On August 9 the column moved out from the River Rouge, prepared to fight at any moment. Captain Maxwell, a Revolutionary War veteran, led with his mounted scouts. The infantry were led by a 40 man advance guard under Captain Josiah Snelling of the 4th Regiment. This company marched in a single rank across the road, 200 yards ahead of the main body. They covered the heads of two parallel columns of infantry in single file, 200 yards apart and on either side of the Detroit road. Each column included several companies of regulars in front and some militia behind. Interestingly enough, the two columns were commanded by militia field officers; Major Van Horne seems to have led the American right wing and Major Morrison the left. 30 yards out to either flank of the column, small units of riflemen marched in single file, and another small unit marched 50 yards behind the columns as a rear guard. Captain Sloan’s dragoons and the two artillery pieces moved on the road, in the center of the formation. Colonel Miller led on horseback at the head of the cavalry.
Miller had an ingenious method of maintaining his detachments’ cohesion: he kept a drummer with him to tap three times every 15 minutes or so: drummers at the heads of the two infantry columns answered. As the Americans “tap, tap, tapped” their way through the forested, narrow road that ran along the Detroit River, they allowed Miller to keep his men in hand. If the advance guard encountered an ambush or attack, they were to hold fast while the two columns extended into a line of battle—the regular companies of each column in a first line, the militia companies extending into a second line of reserves.
Near Brownstown, the land was flat and low, near the level of the river. Indian huts and corn fields were scattered through the woods. The corn was 7 or 8 feet high. After about a mile and a half of riding beyond the village through dense woods, the scouts found another clearing. There they collided with a group of mounted Indians. The warriors grabbed cover behind the house of famed chief Walk-in-the-Water and opened fire. As the Americans turned and retreated towards the main body, a civilian volunteer from Detroit was killed and fell from his horse near the house. Captain Snelling’s men charged the house, forcing the Indians to flee—but not before they were able to cut the scalp off of the fallen scout.
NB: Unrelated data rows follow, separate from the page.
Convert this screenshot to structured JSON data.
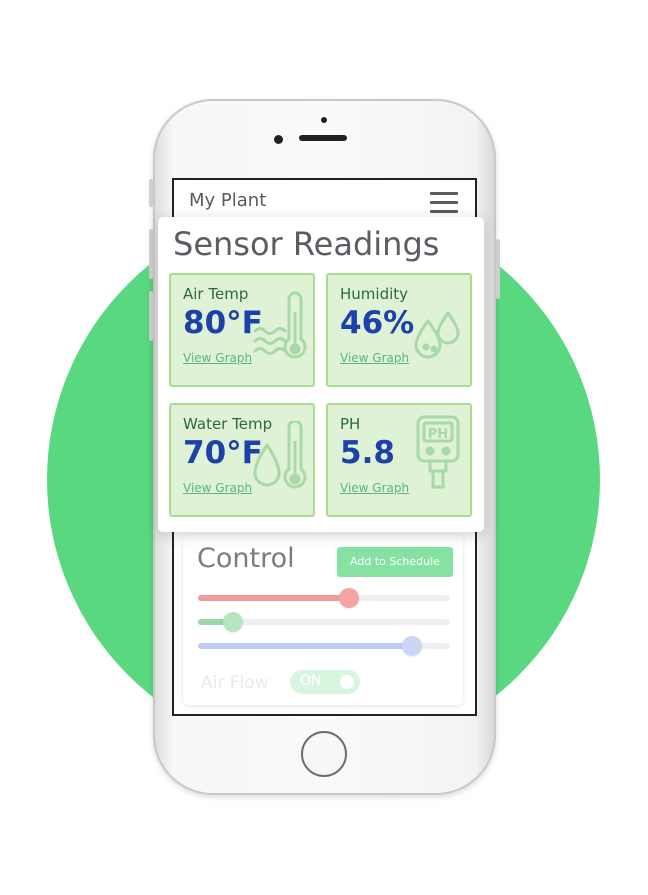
{
  "app": {
    "title": "My Plant",
    "menu_icon": "hamburger-menu-icon"
  },
  "sensor_readings": {
    "title": "Sensor Readings",
    "tiles": [
      {
        "label": "Air Temp",
        "value": "80°F",
        "link": "View Graph",
        "icon": "thermometer-waves-icon"
      },
      {
        "label": "Humidity",
        "value": "46%",
        "link": "View Graph",
        "icon": "water-drops-icon"
      },
      {
        "label": "Water Temp",
        "value": "70°F",
        "link": "View Graph",
        "icon": "thermometer-drop-icon"
      },
      {
        "label": "PH",
        "value": "5.8",
        "link": "View Graph",
        "icon": "ph-meter-icon"
      }
    ]
  },
  "control": {
    "title": "Control",
    "schedule_button": "Add to Schedule",
    "sliders": [
      {
        "name": "red-slider",
        "level": 0.6,
        "color": "#f19a9a"
      },
      {
        "name": "green-slider",
        "level": 0.14,
        "color": "#9bd7a9"
      },
      {
        "name": "blue-slider",
        "level": 0.85,
        "color": "#c0cbf5"
      }
    ],
    "air_flow_label": "Air Flow",
    "air_flow_toggle": "ON"
  },
  "colors": {
    "accent_green": "#5ad880",
    "value_blue": "#1c41a8",
    "tile_bg": "#dff2d6",
    "tile_border": "#a7dd8c"
  }
}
Captain Dalliba later marveled at the speed with which the scalp was taken—“There appeared not to have been time for the Indian to have reached the spot where the man fell, before the guard arrived upon the same spot…”
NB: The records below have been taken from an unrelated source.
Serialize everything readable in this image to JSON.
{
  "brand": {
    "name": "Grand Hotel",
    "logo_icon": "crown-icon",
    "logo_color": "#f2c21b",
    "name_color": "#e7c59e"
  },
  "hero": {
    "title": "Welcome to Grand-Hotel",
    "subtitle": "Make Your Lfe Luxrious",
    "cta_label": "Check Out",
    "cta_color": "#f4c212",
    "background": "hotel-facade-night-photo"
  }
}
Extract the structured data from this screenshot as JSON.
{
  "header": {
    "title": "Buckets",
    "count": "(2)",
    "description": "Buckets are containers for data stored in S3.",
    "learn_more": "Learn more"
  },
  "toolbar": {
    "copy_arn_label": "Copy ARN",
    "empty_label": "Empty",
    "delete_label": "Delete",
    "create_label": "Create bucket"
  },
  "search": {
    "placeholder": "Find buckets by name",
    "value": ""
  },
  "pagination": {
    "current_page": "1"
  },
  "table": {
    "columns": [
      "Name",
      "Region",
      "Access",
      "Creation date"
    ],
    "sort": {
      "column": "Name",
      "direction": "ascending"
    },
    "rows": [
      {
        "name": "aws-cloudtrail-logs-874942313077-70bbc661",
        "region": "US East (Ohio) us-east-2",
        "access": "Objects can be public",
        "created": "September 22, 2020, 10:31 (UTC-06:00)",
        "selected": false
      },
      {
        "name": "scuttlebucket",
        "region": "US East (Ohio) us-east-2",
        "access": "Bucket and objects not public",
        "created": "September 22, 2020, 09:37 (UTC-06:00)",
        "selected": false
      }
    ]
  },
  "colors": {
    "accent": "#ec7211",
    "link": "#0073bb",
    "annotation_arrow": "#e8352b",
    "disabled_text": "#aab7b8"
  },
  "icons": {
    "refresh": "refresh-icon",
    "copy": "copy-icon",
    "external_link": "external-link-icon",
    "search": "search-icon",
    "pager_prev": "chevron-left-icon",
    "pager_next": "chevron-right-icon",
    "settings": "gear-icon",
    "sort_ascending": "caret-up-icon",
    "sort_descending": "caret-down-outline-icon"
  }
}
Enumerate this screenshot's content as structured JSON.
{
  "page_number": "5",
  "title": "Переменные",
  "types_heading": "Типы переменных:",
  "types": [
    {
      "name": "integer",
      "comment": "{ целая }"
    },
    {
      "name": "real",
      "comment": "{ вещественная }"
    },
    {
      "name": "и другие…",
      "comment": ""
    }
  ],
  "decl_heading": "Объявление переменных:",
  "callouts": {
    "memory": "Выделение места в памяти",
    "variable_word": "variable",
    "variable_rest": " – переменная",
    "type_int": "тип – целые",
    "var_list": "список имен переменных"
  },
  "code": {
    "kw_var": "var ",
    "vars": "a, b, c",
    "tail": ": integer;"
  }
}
Colonel Miller, hearing gunshots, ordered his men into line of battle, but without anyone else to fight, the Americans soon resumed their march in columns. By noon they approached a point in an oak forest, on a low ridgeline. Along the ridge, Tecumseh and his warriors, and a British and Canadian force led by Major Adam Muir, had prepared a deadly surprise for the Americans...